WHAT THE TASK REQUIRES:
Would you write the data out once more, exactly as it is?

App and web page records
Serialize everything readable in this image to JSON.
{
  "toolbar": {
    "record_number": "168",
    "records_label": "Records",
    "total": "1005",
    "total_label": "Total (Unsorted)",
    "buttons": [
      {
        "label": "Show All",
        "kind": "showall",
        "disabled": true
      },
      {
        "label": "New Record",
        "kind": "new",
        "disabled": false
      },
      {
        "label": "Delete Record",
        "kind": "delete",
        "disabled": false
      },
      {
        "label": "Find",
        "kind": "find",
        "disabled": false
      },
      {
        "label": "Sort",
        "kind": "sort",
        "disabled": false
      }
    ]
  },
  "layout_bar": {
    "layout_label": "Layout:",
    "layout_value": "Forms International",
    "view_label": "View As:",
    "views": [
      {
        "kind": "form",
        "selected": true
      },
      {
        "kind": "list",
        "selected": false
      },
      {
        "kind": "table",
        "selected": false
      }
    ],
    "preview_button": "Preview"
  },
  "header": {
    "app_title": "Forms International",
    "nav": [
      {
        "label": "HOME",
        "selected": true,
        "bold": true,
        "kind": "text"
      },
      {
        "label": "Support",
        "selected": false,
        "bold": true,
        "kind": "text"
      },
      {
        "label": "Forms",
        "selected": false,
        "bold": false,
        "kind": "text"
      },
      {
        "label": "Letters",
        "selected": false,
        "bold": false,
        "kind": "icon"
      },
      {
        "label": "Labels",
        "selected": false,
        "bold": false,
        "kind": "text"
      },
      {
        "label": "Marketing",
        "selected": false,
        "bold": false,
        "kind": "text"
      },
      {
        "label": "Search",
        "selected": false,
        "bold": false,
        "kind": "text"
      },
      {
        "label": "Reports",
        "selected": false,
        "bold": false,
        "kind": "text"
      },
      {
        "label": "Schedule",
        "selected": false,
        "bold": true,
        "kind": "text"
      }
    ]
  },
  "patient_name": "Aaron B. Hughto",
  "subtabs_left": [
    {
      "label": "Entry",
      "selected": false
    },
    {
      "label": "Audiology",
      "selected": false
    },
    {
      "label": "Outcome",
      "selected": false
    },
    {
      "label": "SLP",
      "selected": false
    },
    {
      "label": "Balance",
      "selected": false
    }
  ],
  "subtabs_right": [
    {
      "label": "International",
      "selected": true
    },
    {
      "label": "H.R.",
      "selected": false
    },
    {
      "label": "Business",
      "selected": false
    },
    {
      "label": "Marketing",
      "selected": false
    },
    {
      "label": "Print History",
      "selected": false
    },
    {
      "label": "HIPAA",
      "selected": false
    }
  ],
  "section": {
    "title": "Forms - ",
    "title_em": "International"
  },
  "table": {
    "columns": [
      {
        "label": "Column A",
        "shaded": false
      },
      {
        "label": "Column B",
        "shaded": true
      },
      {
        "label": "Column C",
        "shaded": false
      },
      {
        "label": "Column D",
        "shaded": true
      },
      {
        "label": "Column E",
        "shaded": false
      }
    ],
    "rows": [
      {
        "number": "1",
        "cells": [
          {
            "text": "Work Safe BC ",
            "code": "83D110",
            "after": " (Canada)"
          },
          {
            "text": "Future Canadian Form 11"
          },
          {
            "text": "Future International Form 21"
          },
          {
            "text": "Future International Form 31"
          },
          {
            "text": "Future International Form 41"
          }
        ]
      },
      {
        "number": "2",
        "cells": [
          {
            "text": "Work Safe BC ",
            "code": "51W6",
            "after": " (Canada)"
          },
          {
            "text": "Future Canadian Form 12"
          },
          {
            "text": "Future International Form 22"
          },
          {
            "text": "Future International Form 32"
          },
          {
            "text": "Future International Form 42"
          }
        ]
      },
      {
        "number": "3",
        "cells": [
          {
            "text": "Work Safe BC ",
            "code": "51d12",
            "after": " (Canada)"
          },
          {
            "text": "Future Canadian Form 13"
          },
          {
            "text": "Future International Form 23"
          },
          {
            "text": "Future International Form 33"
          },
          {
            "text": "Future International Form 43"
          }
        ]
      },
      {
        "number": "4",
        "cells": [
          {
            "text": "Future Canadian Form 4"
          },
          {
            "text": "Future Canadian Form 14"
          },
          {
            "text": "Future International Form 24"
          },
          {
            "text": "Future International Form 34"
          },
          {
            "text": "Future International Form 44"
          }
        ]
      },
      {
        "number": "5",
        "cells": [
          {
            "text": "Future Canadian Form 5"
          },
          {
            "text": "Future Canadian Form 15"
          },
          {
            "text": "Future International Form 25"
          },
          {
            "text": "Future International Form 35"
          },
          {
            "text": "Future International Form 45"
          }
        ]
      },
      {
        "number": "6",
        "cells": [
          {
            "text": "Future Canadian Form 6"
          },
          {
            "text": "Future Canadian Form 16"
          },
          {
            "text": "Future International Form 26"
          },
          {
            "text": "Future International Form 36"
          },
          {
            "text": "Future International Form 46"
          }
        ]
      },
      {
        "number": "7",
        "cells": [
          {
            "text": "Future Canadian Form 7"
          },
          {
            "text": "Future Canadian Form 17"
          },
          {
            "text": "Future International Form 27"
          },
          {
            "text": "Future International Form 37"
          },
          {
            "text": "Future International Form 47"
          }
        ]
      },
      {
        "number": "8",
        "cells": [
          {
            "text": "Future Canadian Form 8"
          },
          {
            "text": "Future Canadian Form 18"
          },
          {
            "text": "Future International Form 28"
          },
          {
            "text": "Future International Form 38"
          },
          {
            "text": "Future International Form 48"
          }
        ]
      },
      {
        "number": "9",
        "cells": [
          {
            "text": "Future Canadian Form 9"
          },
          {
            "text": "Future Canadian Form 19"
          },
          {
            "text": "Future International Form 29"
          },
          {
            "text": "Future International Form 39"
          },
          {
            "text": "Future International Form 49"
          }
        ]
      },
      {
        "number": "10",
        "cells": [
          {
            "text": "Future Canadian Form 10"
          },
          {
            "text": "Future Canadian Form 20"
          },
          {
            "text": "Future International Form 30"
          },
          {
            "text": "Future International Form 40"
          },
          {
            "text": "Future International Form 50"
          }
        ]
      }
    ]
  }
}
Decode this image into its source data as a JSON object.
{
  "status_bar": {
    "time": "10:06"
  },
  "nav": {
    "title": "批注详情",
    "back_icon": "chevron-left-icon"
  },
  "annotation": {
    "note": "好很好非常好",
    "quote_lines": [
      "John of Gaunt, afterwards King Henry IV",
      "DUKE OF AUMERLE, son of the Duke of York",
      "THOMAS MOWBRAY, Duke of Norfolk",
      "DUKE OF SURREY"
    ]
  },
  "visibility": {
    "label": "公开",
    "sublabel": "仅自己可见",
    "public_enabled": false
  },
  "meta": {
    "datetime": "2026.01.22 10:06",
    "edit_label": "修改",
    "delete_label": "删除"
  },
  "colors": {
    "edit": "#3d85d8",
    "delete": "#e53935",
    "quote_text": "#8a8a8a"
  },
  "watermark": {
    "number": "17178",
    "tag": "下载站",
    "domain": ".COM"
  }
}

EXPECTED ANSWER:
Serialize everything readable in this image to JSON.
{
  "toolbar": {
    "record_number": "168",
    "records_label": "Records",
    "total": "1005",
    "total_label": "Total (Unsorted)",
    "buttons": [
      {
        "label": "Show All",
        "kind": "showall",
        "disabled": true
      },
      {
        "label": "New Record",
        "kind": "new",
        "disabled": false
      },
      {
        "label": "Delete Record",
        "kind": "delete",
        "disabled": false
      },
      {
        "label": "Find",
        "kind": "find",
        "disabled": false
      },
      {
        "label": "Sort",
        "kind": "sort",
        "disabled": false
      }
    ]
  },
  "layout_bar": {
    "layout_label": "Layout:",
    "layout_value": "Forms International",
    "view_label": "View As:",
    "views": [
      {
        "kind": "form",
        "selected": true
      },
      {
        "kind": "list",
        "selected": false
      },
      {
        "kind": "table",
        "selected": false
      }
    ],
    "preview_button": "Preview"
  },
  "header": {
    "app_title": "Forms International",
    "nav": [
      {
        "label": "HOME",
        "selected": true,
        "bold": true,
        "kind": "text"
      },
      {
        "label": "Support",
        "selected": false,
        "bold": true,
        "kind": "text"
      },
      {
        "label": "Forms",
        "selected": false,
        "bold": false,
        "kind": "text"
      },
      {
        "label": "Letters",
        "selected": false,
        "bold": false,
        "kind": "icon"
      },
      {
        "label": "Labels",
        "selected": false,
        "bold": false,
        "kind": "text"
      },
      {
        "label": "Marketing",
        "selected": false,
        "bold": false,
        "kind": "text"
      },
      {
        "label": "Search",
        "selected": false,
        "bold": false,
        "kind": "text"
      },
      {
        "label": "Reports",
        "selected": false,
        "bold": false,
        "kind": "text"
      },
      {
        "label": "Schedule",
        "selected": false,
        "bold": true,
        "kind": "text"
      }
    ]
  },
  "patient_name": "Aaron B. Hughto",
  "subtabs_left": [
    {
      "label": "Entry",
      "selected": false
    },
    {
      "label": "Audiology",
      "selected": false
    },
    {
      "label": "Outcome",
      "selected": false
    },
    {
      "label": "SLP",
      "selected": false
    },
    {
      "label": "Balance",
      "selected": false
    }
  ],
  "subtabs_right": [
    {
      "label": "International",
      "selected": true
    },
    {
      "label": "H.R.",
      "selected": false
    },
    {
      "label": "Business",
      "selected": false
    },
    {
      "label": "Marketing",
      "selected": false
    },
    {
      "label": "Print History",
      "selected": false
    },
    {
      "label": "HIPAA",
      "selected": false
    }
  ],
  "section": {
    "title": "Forms - ",
    "title_em": "International"
  },
  "table": {
    "columns": [
      {
        "label": "Column A",
        "shaded": false
      },
      {
        "label": "Column B",
        "shaded": true
      },
      {
        "label": "Column C",
        "shaded": false
      },
      {
        "label": "Column D",
        "shaded": true
      },
      {
        "label": "Column E",
        "shaded": false
      }
    ],
    "rows": [
      {
        "number": "1",
        "cells": [
          {
            "text": "Work Safe BC ",
            "code": "83D110",
            "after": " (Canada)"
          },
          {
            "text": "Future Canadian Form 11"
          },
          {
            "text": "Future International Form 21"
          },
          {
            "text": "Future International Form 31"
          },
          {
            "text": "Future International Form 41"
          }
        ]
      },
      {
        "number": "2",
        "cells": [
          {
            "text": "Work Safe BC ",
            "code": "51W6",
            "after": " (Canada)"
          },
          {
            "text": "Future Canadian Form 12"
          },
          {
            "text": "Future International Form 22"
          },
          {
            "text": "Future International Form 32"
          },
          {
            "text": "Future International Form 42"
          }
        ]
      },
      {
        "number": "3",
        "cells": [
          {
            "text": "Work Safe BC ",
            "code": "51d12",
            "after": " (Canada)"
          },
          {
            "text": "Future Canadian Form 13"
          },
          {
            "text": "Future International Form 23"
          },
          {
            "text": "Future International Form 33"
          },
          {
            "text": "Future International Form 43"
          }
        ]
      },
      {
        "number": "4",
        "cells": [
          {
            "text": "Future Canadian Form 4"
          },
          {
            "text": "Future Canadian Form 14"
          },
          {
            "text": "Future International Form 24"
          },
          {
            "text": "Future International Form 34"
          },
          {
            "text": "Future International Form 44"
          }
        ]
      },
      {
        "number": "5",
        "cells": [
          {
            "text": "Future Canadian Form 5"
          },
          {
            "text": "Future Canadian Form 15"
          },
          {
            "text": "Future International Form 25"
          },
          {
            "text": "Future International Form 35"
          },
          {
            "text": "Future International Form 45"
          }
        ]
      },
      {
        "number": "6",
        "cells": [
          {
            "text": "Future Canadian Form 6"
          },
          {
            "text": "Future Canadian Form 16"
          },
          {
            "text": "Future International Form 26"
          },
          {
            "text": "Future International Form 36"
          },
          {
            "text": "Future International Form 46"
          }
        ]
      },
      {
        "number": "7",
        "cells": [
          {
            "text": "Future Canadian Form 7"
          },
          {
            "text": "Future Canadian Form 17"
          },
          {
            "text": "Future International Form 27"
          },
          {
            "text": "Future International Form 37"
          },
          {
            "text": "Future International Form 47"
          }
        ]
      },
      {
        "number": "8",
        "cells": [
          {
            "text": "Future Canadian Form 8"
          },
          {
            "text": "Future Canadian Form 18"
          },
          {
            "text": "Future International Form 28"
          },
          {
            "text": "Future International Form 38"
          },
          {
            "text": "Future International Form 48"
          }
        ]
      },
      {
        "number": "9",
        "cells": [
          {
            "text": "Future Canadian Form 9"
          },
          {
            "text": "Future Canadian Form 19"
          },
          {
            "text": "Future International Form 29"
          },
          {
            "text": "Future International Form 39"
          },
          {
            "text": "Future International Form 49"
          }
        ]
      },
      {
        "number": "10",
        "cells": [
          {
            "text": "Future Canadian Form 10"
          },
          {
            "text": "Future Canadian Form 20"
          },
          {
            "text": "Future International Form 30"
          },
          {
            "text": "Future International Form 40"
          },
          {
            "text": "Future International Form 50"
          }
        ]
      }
    ]
  }
}
Decode this image into its source data as a JSON object.
{
  "status_bar": {
    "time": "10:06"
  },
  "nav": {
    "title": "批注详情",
    "back_icon": "chevron-left-icon"
  },
  "annotation": {
    "note": "好很好非常好",
    "quote_lines": [
      "John of Gaunt, afterwards King Henry IV",
      "DUKE OF AUMERLE, son of the Duke of York",
      "THOMAS MOWBRAY, Duke of Norfolk",
      "DUKE OF SURREY"
    ]
  },
  "visibility": {
    "label": "公开",
    "sublabel": "仅自己可见",
    "public_enabled": false
  },
  "meta": {
    "datetime": "2026.01.22 10:06",
    "edit_label": "修改",
    "delete_label": "删除"
  },
  "colors": {
    "edit": "#3d85d8",
    "delete": "#e53935",
    "quote_text": "#8a8a8a"
  },
  "watermark": {
    "number": "17178",
    "tag": "下载站",
    "domain": ".COM"
  }
}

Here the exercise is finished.